---------- Source data ----------

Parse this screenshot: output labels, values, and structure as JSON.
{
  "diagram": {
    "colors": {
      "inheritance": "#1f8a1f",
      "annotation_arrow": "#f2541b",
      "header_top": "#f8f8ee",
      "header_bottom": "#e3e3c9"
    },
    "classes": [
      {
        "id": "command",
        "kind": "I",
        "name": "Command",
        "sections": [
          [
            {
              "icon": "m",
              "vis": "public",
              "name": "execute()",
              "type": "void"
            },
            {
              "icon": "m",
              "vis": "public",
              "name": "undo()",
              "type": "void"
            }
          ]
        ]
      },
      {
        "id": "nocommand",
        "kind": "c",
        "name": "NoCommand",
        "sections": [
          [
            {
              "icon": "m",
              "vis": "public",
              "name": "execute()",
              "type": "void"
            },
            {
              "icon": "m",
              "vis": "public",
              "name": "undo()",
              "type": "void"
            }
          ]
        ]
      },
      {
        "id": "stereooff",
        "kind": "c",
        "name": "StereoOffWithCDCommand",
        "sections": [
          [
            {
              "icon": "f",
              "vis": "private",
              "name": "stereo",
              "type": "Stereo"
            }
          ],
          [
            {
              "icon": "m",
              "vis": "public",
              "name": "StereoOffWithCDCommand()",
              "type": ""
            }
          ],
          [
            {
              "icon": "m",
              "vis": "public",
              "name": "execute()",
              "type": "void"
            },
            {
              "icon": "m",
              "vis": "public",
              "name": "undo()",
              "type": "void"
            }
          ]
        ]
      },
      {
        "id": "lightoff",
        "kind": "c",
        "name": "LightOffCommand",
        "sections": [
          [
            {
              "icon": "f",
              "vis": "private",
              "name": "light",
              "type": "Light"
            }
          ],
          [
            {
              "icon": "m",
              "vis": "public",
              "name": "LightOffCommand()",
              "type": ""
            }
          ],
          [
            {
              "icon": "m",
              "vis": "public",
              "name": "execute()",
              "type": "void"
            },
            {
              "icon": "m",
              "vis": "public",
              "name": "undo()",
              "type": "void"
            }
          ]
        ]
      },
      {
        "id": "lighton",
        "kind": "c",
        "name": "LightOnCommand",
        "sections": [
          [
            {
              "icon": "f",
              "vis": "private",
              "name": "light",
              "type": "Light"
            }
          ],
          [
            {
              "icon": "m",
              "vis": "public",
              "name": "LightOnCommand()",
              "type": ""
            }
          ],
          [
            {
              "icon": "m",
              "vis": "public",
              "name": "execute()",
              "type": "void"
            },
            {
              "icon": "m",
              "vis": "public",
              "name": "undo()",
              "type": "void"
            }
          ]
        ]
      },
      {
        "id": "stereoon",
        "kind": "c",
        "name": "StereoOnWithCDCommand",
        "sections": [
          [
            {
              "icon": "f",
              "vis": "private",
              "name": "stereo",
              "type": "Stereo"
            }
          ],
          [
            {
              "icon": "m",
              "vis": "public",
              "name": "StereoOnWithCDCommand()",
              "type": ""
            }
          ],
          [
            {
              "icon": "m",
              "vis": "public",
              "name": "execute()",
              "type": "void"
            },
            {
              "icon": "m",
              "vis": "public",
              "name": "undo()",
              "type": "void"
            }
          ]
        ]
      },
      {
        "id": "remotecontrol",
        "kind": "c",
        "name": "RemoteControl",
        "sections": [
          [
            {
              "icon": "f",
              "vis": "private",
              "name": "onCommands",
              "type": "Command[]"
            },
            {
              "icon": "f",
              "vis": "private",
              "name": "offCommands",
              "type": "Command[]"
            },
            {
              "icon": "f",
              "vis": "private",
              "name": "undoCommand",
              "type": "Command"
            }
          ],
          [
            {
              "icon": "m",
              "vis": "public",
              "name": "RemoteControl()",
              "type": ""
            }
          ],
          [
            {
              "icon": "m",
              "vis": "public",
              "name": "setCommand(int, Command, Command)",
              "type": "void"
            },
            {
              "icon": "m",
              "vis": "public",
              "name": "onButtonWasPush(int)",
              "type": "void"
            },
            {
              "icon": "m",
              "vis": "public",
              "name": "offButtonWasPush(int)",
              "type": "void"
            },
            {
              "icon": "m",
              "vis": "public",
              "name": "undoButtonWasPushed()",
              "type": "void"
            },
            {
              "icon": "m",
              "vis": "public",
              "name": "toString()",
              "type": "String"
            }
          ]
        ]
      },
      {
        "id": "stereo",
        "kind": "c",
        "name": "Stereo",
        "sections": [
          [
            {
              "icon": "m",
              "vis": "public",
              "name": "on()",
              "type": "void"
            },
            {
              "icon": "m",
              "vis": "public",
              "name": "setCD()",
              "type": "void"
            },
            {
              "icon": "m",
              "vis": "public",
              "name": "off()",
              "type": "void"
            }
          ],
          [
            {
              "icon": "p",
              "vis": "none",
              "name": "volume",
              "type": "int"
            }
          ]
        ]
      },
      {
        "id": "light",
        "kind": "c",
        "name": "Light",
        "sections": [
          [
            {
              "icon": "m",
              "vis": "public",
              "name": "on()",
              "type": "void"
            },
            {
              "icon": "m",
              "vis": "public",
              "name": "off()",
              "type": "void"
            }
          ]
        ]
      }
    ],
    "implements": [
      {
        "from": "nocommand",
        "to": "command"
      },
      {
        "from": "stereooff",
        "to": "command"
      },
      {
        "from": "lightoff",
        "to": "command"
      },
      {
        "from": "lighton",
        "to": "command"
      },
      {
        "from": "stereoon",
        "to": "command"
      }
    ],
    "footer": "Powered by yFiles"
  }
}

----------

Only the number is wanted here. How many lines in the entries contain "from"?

5